With the reckless handling of a firearm charge, it is unlawful for any person to handle recklessly any firearm so as to endanger the life, limb, or property of any person. The prosecution must prove that they handled the firearm recklessly and endangered the life, limb, or property of any person. The first conviction is a Class One misdemeanor. If the reckless handling of the firearm leads to bodily injury of another, then it increases from a Class One misdemeanor to a Class Six felony. The third charge is brandishing of a firearm, which means having, using, or showing a firearm in a way that scares or intimidates another individual.

The item must be an actual firearm. Normally, a Class One misdemeanor increases to a Class Six felony if done in a school zone. As described in the code section, a weapon used to expel a projectile by means of an explosion must be used, so this does not apply to a water pistol or any other non-firearm. Possessing a firearm by a convicted felon could require proof of either actual possession when the weapon is found on the person or constructive possession when the weapon is in an area over which the person exerts control.

If they exercise dominion and control over an area where the firearm is located, then they could be found guilty of a Class Six felony if they have been previously convicted of a felony. If they are a violent felon, meaning that they have been convicted of rape, robbery, murder, carjacking, or a previous possessing of a firearm by a convicted felon, then they face a Class Six felony with a five-year mandatory minimum. If they are found to possess a firearm as a convicted felon within 10 years of a previous felony conviction, they face a two-year mandatory minimum sentence.

Lastly, if they violate the concealed carry laws while they are a felon, then they could subsequently be convicted of possessing a firearm by a felon. This is important because concealed carry does not necessarily mean firearm. People could conceal carry any kind of weapon.
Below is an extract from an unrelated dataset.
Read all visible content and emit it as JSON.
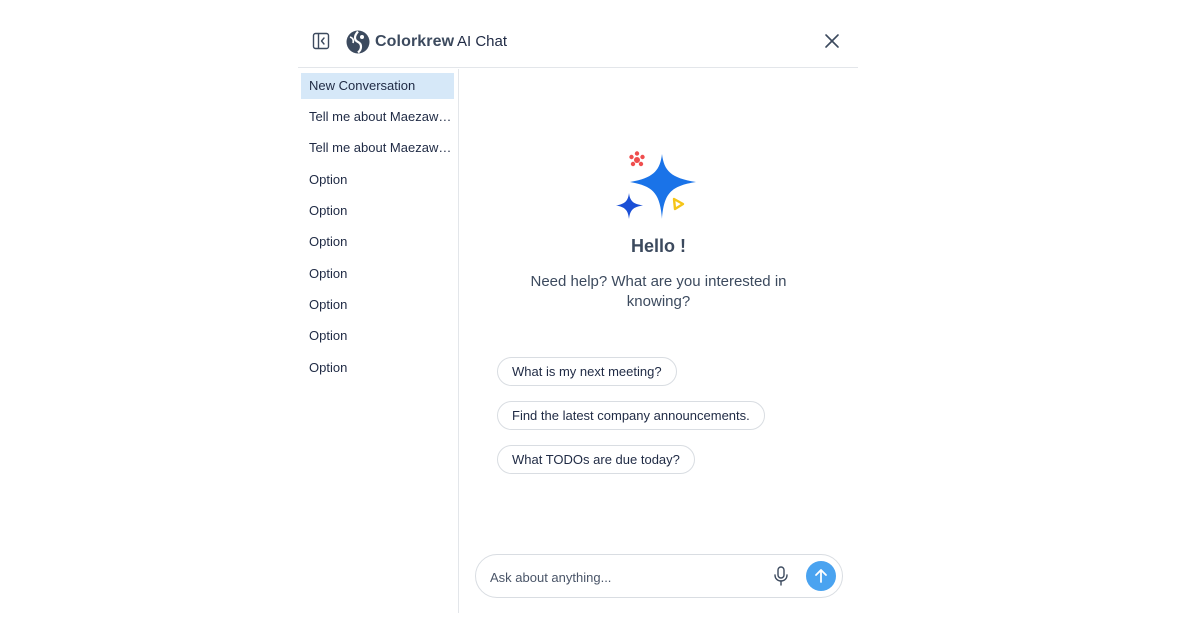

If they use or display a firearm in the commission of one of these felonies, then on the first offense, accused face a three-year mandatory minimum and on a second offense, they face a five-year mandatory minimum. Again, those felonies include murder, rape, forcible sodomy, using an animate or inanimate object for sexual penetration, robbery, carjacking, burglary, malicious wounding, malicious bodily injury to a law enforcement officer, aggravated malicious wounding, malicious wounding by a mob, or abduction.

Finally, shooting into an occupied dwelling or vehicle is a Class One misdemeanor on the first offense, which carries two to 10 years in jail. If they are found to commit the act with malice, it is a Class Six felony carrying from no years to 10 years in jail. Malice is defined as the state of mind which results in the intentional doing of an unlawful act to another without legal excuse or justification at the time the mind of the actor is under control of reason.

What Accused Should Know About Their Colonial Heights Prosecutor in Their Case

Charged people should know that, among prosecutors, having a gun is not looked at as seriously as using a gun illegally. If they are charged with possessing a gun illegally but not in relation to any other crime and not in a violent or threatening way, the Commonwealth may give them an opportunity to get their concealed carry permit or work with them to avoid those mandatory minimums. If they are charged with shooting, robbing, or using their gun in the commission of one of the enumerated felonies, then the Commonwealth would have very little to no mercy on them and would ask the judge or the jury to lock them up for an extended amount of time.

Enlist the Experience of a Defense Attorney

Because of the severity at which the state typically prosecutes gun charges, it goes without saying that hiring a defense attorney is in your best interests. A defense attorney could help you take steps to mitigate the severity of your charge or even deny allegations if you feel them improper. Reach out to an attorney today.